Kenya Chosen for UN Tourism Executive Council
Kenya has been elected to join the United Nations World Tourism Organisation (UNWTO) executive council – the highest body in global tourism.
Kenya’s selection was confirmed at the 21st UNWTO General Assembly, which is currently taking place in the Columbian city of Medallin, and the East African country will now sit with the executive council for the following two years.
Supporting challenges to tourism in Kenya
The UN body regularly offers support to countries facing challenges to tourism – including security, health and natural disasters – and Kenya has been a major beneficiary in recent years.

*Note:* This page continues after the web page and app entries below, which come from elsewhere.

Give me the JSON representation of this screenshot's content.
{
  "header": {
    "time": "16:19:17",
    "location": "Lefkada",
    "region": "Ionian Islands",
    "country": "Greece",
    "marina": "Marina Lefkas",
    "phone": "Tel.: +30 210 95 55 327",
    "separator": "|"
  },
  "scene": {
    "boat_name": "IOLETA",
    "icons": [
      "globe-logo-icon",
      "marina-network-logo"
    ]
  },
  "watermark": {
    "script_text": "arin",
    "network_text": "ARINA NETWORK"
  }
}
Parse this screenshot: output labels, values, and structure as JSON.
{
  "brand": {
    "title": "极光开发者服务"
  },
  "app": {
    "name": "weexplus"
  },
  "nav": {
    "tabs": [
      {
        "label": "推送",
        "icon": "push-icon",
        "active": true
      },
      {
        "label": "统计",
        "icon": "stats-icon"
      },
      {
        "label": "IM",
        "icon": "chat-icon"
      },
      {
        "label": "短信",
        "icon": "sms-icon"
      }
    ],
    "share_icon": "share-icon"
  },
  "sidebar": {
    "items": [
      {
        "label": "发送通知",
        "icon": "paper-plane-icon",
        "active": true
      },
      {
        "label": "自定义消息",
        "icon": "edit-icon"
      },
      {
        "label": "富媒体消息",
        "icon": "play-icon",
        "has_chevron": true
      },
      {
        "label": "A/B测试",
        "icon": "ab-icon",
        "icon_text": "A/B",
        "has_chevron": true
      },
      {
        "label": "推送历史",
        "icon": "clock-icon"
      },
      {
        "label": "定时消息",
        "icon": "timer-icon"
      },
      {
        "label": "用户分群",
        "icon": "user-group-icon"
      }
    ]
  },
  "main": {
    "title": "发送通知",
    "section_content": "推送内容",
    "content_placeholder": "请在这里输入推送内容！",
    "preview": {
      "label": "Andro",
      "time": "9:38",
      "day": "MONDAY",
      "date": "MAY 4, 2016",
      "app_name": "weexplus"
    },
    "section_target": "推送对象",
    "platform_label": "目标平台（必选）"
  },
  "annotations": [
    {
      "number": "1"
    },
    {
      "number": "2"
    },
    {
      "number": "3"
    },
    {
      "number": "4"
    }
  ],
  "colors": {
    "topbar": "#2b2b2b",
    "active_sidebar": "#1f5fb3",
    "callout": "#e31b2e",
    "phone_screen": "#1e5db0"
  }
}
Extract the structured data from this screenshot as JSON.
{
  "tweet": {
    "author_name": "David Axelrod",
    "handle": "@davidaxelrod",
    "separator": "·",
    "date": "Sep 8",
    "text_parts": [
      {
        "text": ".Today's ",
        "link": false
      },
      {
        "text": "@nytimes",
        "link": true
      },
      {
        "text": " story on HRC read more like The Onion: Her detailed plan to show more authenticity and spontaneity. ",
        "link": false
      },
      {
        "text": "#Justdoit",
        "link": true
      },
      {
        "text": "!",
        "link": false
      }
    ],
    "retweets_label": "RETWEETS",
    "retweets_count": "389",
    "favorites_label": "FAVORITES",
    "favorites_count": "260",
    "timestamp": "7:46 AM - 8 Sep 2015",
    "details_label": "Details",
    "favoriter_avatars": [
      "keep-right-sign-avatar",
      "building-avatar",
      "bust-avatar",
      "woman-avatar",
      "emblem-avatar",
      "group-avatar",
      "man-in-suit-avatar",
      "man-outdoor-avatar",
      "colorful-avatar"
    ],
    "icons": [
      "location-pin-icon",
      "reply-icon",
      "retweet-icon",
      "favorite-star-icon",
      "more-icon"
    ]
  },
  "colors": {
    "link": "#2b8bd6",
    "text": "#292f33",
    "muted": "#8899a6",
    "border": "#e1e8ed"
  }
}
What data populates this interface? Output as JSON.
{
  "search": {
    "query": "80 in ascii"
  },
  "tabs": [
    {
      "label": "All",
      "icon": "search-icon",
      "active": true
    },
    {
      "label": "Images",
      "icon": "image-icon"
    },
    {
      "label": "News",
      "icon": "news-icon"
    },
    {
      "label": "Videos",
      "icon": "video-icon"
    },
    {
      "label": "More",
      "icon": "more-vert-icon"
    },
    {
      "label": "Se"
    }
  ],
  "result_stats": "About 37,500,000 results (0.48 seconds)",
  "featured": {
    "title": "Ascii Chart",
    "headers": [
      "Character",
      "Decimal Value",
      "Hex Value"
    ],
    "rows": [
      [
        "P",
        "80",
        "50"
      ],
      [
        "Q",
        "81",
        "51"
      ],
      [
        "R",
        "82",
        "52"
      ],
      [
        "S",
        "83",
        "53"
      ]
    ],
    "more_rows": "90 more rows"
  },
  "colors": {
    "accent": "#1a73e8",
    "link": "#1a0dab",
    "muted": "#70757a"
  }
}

UNWO Secretary General Taleb Rifai has visited Kenya twice this year to help address issues of insecurity in the East African country. Last month the UN official endorsed Kenya as a safe tourism destination after the number of visitors fell by 25 percent.
A spate of militant attacks in recent years has prompted travel warnings from the UK, United States and Australia to name a few. More than 400 people have been killed by Al-Shabaab militants in the last two years, but Rifai was keen to point out that unrest is far from unique to Kenya.
Confidence in the Kenyan destination
“I am confident of the Kenyan destination,” he said last month. “I can even bring my family here tomorrow. Terrorism is not a Kenyan challenge, but a worldwide issue.”
The UNWTO representative pointed to attacks in France, the US and Thailand in recent years to put Kenya’s security in a broader context – something the country’s election will reinforce.
Commerce and Tourism Cabinet Secretary Phyllis Kandie said it is a privilege for Kenya to represent the East African region and African continent at the council.
“The East African Community is one of the fastest growing regional economic blocks in the world,” she said. “It is also endowed with some of the most remarkable tourist attractions to be found anywhere in the globe.”
The United Nations World Tourism Organisation estimates a thriving tourism industry can boost GDP by 10%, creating jobs and boosting experts while raising the global profile of a nation.